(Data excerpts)
────────────────────
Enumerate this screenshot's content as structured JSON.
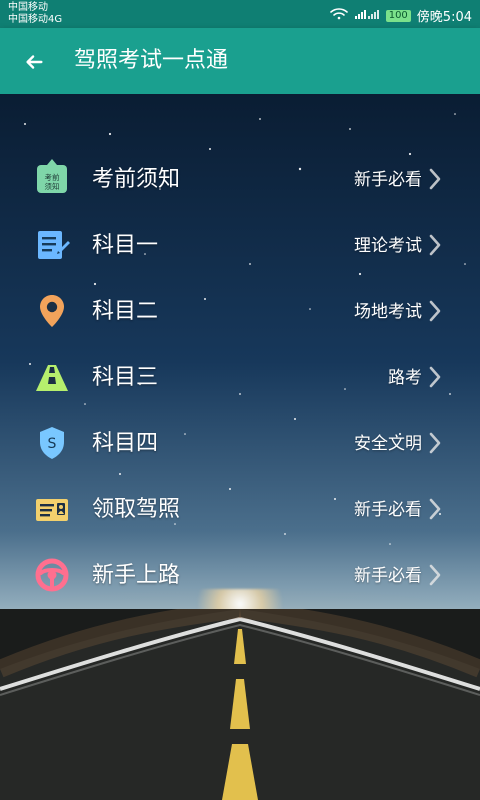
{
  "status": {
    "carrier_line1": "中国移动",
    "carrier_line2": "中国移动4G",
    "battery": "100",
    "time_text": "傍晚5:04"
  },
  "appbar": {
    "title": "驾照考试一点通"
  },
  "menu": [
    {
      "label": "考前须知",
      "hint": "新手必看",
      "icon": "exam-notice-icon",
      "badge_line1": "考前",
      "badge_line2": "须知"
    },
    {
      "label": "科目一",
      "hint": "理论考试",
      "icon": "notepad-edit-icon"
    },
    {
      "label": "科目二",
      "hint": "场地考试",
      "icon": "location-pin-icon"
    },
    {
      "label": "科目三",
      "hint": "路考",
      "icon": "road-icon"
    },
    {
      "label": "科目四",
      "hint": "安全文明",
      "icon": "shield-s-icon",
      "shield_letter": "S"
    },
    {
      "label": "领取驾照",
      "hint": "新手必看",
      "icon": "license-card-icon"
    },
    {
      "label": "新手上路",
      "hint": "新手必看",
      "icon": "steering-wheel-icon"
    }
  ],
  "colors": {
    "statusbar": "#0f7f73",
    "appbar": "#1aa08f",
    "icon_green": "#7fd6a9",
    "icon_blue": "#6bb7ff",
    "icon_orange": "#f2a35b",
    "icon_yellow": "#f2d06d",
    "icon_pink": "#ff6f8f"
  }
}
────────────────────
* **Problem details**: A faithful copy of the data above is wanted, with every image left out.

* **The answer**:
Enumerate this screenshot's content as structured JSON.
{
  "status": {
    "carrier_line1": "中国移动",
    "carrier_line2": "中国移动4G",
    "battery": "100",
    "time_text": "傍晚5:04"
  },
  "appbar": {
    "title": "驾照考试一点通"
  },
  "menu": [
    {
      "label": "考前须知",
      "hint": "新手必看",
      "icon": "exam-notice-icon",
      "badge_line1": "考前",
      "badge_line2": "须知"
    },
    {
      "label": "科目一",
      "hint": "理论考试",
      "icon": "notepad-edit-icon"
    },
    {
      "label": "科目二",
      "hint": "场地考试",
      "icon": "location-pin-icon"
    },
    {
      "label": "科目三",
      "hint": "路考",
      "icon": "road-icon"
    },
    {
      "label": "科目四",
      "hint": "安全文明",
      "icon": "shield-s-icon",
      "shield_letter": "S"
    },
    {
      "label": "领取驾照",
      "hint": "新手必看",
      "icon": "license-card-icon"
    },
    {
      "label": "新手上路",
      "hint": "新手必看",
      "icon": "steering-wheel-icon"
    }
  ],
  "colors": {
    "statusbar": "#0f7f73",
    "appbar": "#1aa08f",
    "icon_green": "#7fd6a9",
    "icon_blue": "#6bb7ff",
    "icon_orange": "#f2a35b",
    "icon_yellow": "#f2d06d",
    "icon_pink": "#ff6f8f"
  }
}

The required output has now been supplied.